Krisiun – Scourge Of The Enthroned album review

Brazil’s longest-serving death metal band Krisiun still mean business with Scourge Of The Enthroned

Krisiun album cover

Why you can trust Louder Our expert reviewers spend hours testing and comparing products and services so you can choose the best for you. Find out more about how we test.

Scourge Of The Enthroned

Krisiun album cover

1. Scourge Of The Enthroned
2. Demonic III
3. Devouring Faith
4. Slay The Prophet
5. A Thousand Graves
6. Electricide
7. Abysmal Misery (Foretold Destiny)
8. Whirlwind Of Immortality

Buy from Amazon (opens in new tab)

The last time we heard from this Brazilian powerhouse, they seemed to be experiencing something of a mid-career crisis. Krisiun have always been a band you can rely on for ultra-tight, lightning-fast death metal, but 2015’s hour-long Forged In Fury found the trio dropping the pace and experimenting with slower, chuggier passages. It wasn’t a bad record by any means, just a strangely uninspiring one given what the band were capable of.

For their latest, however, Krisiun have returned to their roots and treated us to half an hour of feral, no-nonsense death metal. The opening title track may kick things off with a cumbersome, deliciously doom-laden slow section, but it isn’t long before the trio blast into overdrive, hitting a furious tempo that they maintain for the rest of the record.

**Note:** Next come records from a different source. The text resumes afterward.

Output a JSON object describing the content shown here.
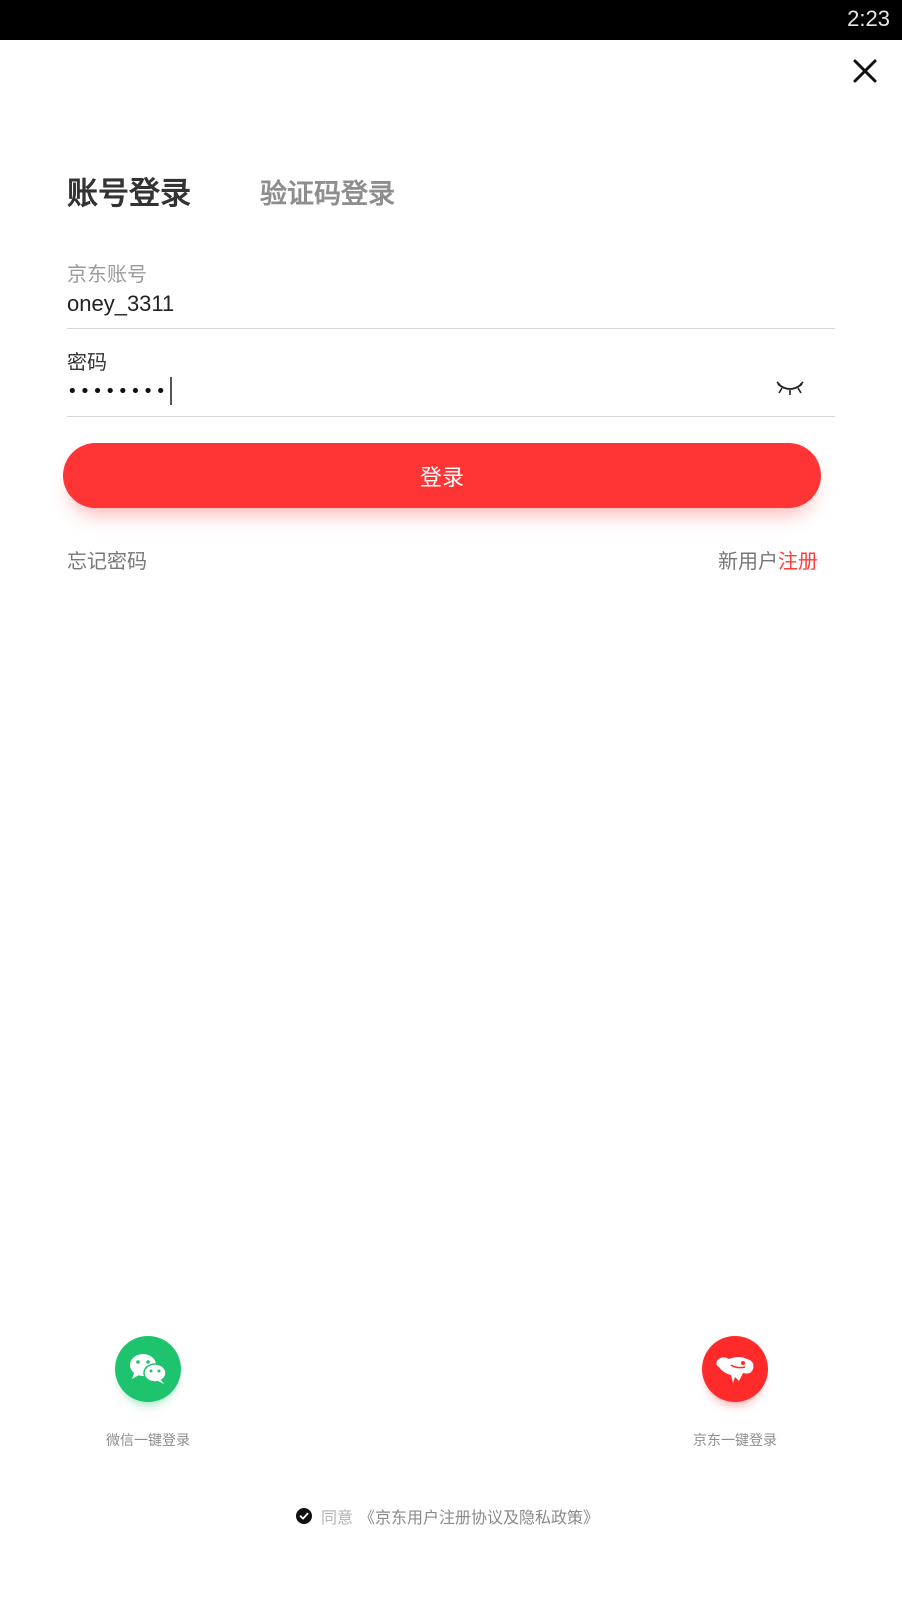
{
  "status_bar": {
    "time": "2:23"
  },
  "tabs": {
    "account_login": "账号登录",
    "sms_login": "验证码登录"
  },
  "account_field": {
    "label": "京东账号",
    "value": "oney_3311"
  },
  "password_field": {
    "label": "密码",
    "masked_value": "••••••••"
  },
  "login_button": {
    "label": "登录"
  },
  "links": {
    "forgot_password": "忘记密码",
    "new_user": "新用户",
    "register": "注册"
  },
  "quick_login": {
    "wechat_label": "微信一键登录",
    "jd_label": "京东一键登录"
  },
  "agreement": {
    "agree": "同意",
    "link": "《京东用户注册协议及隐私政策》"
  },
  "colors": {
    "primary_red": "#ff3535",
    "wechat_green": "#1ec36d"
  },
  "icons": {
    "close": "close-icon",
    "eye": "eye-closed-icon",
    "wechat": "wechat-icon",
    "jd": "jd-dog-icon",
    "check": "check-circle-icon"
  }
}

Demonic Three may as well be a description of the band itself, and with its relentless blasts, crunchy, razor-sharp guitar sound and wailing Slayer-esque solos, it’s a perfect encapsulation of their sound and a firm reminder of what made this band so great in the first place – there’s even a cheeky nod to debut Black Force Domain here for the diehards.

Make no mistake, though: this isn’t the sound of a band merely trying to recapture former glories. Having kept the same line-up for close to three decades, Krisiun have arguably never sounded tighter, striking with ruthless precision on songs like Electricide whilst riding convulsing, off-kilter rhythms that would surely sound awkward in the hands of a lesser act.

Scourge Of The Enthroned probably won’t topple fan-favourite Conquerors Of Armageddon as the ultimate Krisiun album, but it’s easily their most exhilarating and brutal opus since 2008’s Southern Storm and serves as a gleefully extended middle finger to any fairweather fans who were willing to put them out to pasture after the last record. Welcome back, lads!